Q.: We manufacture wood shapes for chamfers, moldings, rustications and various special uses. On a single day recently we had 3 separate inquiries for half-round keyways including a total of four different diameters: 1 3/8, 1 5/16, 2 1/4 and 4 inches. It is not only costly to tool up to produce any given diameter (a knife for a 1 9/16-inch half round currently costs $325) but it requires 4 to 5 weeks for delivery. This is frequently an impossible delay for the contractor. If some agency could standardize on a limited number of diameters, the cost of the keyways could be greatly reduced. It seems obvious that there would be little or no difference in performance between a 1 3/8-inch and 1 5/16-inch half-round keyway, which are only 1/16 inch different in diameter. But surely incremental differences in diameter could be considerably greater than that. Why not a joint design that makes use of only five standard sizes--1-,1 1/4-, 1 1/2-, 1 3/4- and 2-inch diameters? If the designer were to specify only the total cross section that goes into shear the contractor could have his choice whether to use, for example, one 2-inch half round or two 1-inch half rounds.
A.: The use of half-round keyways is, as far as we know, fairly new and not widespread. The details shown here are taken from "Concrete Streets: Typical Pavement Sections and Jointing Details," Concrete Information IS211.01P, published by the Portland Cement Association, 5420 Old Orchard Road, Skokie, Illinois 60077.

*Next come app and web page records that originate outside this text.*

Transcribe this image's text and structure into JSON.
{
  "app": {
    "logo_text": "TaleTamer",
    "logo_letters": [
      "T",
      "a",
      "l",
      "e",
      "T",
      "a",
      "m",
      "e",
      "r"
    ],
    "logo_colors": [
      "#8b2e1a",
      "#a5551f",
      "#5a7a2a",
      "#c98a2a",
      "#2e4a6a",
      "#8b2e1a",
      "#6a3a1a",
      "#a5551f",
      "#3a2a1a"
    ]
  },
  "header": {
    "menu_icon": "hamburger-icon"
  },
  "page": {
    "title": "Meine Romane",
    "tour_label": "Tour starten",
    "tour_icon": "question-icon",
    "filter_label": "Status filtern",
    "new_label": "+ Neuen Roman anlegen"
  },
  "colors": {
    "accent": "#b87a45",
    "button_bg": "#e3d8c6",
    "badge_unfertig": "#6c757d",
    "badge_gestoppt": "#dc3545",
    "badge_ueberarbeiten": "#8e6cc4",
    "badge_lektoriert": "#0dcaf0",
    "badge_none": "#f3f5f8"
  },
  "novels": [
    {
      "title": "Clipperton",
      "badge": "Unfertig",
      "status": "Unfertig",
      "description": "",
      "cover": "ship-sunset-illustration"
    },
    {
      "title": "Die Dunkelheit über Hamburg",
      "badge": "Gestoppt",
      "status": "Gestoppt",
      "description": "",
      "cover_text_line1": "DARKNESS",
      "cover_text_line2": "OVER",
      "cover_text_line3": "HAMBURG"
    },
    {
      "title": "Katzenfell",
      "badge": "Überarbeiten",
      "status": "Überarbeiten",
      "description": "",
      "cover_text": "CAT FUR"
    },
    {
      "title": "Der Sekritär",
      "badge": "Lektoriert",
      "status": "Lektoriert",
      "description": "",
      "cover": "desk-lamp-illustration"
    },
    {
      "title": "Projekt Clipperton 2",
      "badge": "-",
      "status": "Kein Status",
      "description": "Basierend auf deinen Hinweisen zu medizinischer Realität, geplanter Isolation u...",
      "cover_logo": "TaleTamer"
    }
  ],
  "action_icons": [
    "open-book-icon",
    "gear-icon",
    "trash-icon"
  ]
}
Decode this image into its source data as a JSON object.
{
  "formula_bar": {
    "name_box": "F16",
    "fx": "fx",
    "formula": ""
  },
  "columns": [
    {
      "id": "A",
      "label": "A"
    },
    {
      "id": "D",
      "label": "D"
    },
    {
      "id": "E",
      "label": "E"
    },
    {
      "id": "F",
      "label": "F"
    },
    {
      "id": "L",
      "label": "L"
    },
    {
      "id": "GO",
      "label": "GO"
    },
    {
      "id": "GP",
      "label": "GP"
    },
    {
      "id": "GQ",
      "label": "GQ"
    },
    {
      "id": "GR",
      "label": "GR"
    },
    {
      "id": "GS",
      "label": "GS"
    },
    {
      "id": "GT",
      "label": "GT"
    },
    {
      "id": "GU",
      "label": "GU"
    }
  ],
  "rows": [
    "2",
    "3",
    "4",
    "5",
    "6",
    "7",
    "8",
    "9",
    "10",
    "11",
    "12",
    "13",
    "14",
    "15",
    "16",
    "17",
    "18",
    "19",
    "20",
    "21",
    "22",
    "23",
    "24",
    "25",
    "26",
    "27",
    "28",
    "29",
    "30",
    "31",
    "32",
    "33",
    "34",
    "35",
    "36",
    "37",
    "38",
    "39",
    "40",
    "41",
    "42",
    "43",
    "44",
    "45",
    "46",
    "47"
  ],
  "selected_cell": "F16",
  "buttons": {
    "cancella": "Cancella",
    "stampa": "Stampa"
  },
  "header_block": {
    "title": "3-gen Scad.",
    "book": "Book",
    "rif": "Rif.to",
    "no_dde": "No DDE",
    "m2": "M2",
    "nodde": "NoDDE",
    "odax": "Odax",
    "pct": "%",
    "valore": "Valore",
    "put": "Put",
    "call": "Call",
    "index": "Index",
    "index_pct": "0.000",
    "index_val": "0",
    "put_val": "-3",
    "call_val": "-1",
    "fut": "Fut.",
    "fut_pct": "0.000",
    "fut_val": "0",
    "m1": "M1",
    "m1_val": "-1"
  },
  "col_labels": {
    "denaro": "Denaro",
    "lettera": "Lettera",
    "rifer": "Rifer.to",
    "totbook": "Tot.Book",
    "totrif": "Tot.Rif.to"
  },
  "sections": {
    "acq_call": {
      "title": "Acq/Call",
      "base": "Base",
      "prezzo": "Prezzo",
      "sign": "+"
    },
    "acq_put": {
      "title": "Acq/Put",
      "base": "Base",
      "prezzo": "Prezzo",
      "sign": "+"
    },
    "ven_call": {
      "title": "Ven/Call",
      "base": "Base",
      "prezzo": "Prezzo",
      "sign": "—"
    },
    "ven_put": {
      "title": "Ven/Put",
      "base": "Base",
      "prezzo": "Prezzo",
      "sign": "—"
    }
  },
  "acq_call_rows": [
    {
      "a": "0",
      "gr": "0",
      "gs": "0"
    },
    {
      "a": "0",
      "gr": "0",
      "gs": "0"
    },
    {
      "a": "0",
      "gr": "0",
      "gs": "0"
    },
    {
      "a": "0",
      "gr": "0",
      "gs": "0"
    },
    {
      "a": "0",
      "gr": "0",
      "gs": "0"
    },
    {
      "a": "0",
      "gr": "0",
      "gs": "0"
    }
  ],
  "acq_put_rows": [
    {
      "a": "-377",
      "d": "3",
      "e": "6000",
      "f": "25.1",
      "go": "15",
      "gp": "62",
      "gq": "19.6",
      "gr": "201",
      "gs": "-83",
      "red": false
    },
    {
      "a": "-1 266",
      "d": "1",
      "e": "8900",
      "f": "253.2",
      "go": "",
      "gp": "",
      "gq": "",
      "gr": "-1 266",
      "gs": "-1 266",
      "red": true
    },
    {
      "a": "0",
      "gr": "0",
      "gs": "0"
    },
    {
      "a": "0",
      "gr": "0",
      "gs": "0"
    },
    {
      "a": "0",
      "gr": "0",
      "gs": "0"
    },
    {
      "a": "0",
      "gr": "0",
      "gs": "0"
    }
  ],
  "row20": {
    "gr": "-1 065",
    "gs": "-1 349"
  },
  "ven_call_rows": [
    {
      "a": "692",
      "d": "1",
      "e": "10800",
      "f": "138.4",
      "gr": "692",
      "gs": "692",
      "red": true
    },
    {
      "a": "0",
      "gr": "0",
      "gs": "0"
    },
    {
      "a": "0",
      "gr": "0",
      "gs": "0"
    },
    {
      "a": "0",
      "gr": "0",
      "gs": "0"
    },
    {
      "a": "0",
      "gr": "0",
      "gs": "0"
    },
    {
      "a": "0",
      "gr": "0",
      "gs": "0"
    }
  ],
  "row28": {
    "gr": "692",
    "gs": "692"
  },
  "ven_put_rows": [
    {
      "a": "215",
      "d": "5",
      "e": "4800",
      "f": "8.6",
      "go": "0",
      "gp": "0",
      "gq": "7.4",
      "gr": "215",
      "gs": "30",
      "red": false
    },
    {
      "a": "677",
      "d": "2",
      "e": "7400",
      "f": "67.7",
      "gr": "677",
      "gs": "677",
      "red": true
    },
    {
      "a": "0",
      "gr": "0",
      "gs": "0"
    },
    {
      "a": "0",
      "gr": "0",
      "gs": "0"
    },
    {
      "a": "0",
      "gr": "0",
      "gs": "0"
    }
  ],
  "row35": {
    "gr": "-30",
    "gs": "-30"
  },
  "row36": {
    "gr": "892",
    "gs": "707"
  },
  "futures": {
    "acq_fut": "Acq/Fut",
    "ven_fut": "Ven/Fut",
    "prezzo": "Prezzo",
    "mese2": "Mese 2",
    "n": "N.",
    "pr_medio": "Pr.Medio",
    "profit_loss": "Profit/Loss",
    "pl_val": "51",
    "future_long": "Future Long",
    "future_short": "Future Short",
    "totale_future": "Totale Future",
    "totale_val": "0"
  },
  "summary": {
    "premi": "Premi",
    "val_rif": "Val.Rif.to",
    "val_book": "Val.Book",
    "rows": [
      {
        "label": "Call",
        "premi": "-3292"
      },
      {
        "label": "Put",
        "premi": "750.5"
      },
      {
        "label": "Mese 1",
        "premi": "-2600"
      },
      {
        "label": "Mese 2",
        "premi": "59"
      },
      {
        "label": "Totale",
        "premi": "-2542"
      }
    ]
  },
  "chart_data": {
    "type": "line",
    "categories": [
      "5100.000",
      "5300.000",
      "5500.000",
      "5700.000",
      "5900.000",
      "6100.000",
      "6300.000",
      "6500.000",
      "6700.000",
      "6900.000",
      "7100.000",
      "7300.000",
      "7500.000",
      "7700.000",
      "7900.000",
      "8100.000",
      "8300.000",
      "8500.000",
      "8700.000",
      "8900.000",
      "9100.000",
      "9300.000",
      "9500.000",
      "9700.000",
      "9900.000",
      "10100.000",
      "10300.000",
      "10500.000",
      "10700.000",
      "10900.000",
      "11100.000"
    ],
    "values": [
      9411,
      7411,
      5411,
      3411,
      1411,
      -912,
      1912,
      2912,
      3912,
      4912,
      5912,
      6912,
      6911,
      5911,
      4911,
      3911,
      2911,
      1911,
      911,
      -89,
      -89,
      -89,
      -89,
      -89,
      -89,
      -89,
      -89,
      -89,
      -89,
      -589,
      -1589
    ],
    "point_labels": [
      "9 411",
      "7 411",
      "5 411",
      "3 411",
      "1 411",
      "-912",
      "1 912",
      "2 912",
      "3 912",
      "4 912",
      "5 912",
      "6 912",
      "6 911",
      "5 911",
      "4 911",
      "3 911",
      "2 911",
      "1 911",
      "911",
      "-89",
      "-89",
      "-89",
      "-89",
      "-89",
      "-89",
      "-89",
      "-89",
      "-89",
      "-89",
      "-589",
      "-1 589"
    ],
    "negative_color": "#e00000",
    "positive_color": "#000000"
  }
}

This 4-page publication is available at 45 cents a copy (minimum order $3.00). As noted in the lower detail, taken from this publication, the half round has a diameter of 0.2d, where d is the pavement thickness. According to this requirement, every inch of difference in pavement thickness leads to a difference of 1/5 inch (approximately 3/16 inch) in the diameter of the half-round keyway.
Gordon Ray, of the Portland Cement Association, explains that the intention of this requirement, however, was to simplify the choice of keyway stock, not complicate it. It was anticipated that the contractor could choose the size of available half round that comes closest to 0.2d, which has been found to be the optimum size. A good rule, he says, would be to choose a stock size that falls within the range 0.2d to 0.25d. According to this rule, the diameters of half round to use for various pavement thicknesses are shown in the following table. The two center columns show the values for 0.2d and 0.25d.
Pavement thickness, inches
Diameter of half round to use, inches
1 or 1 1/4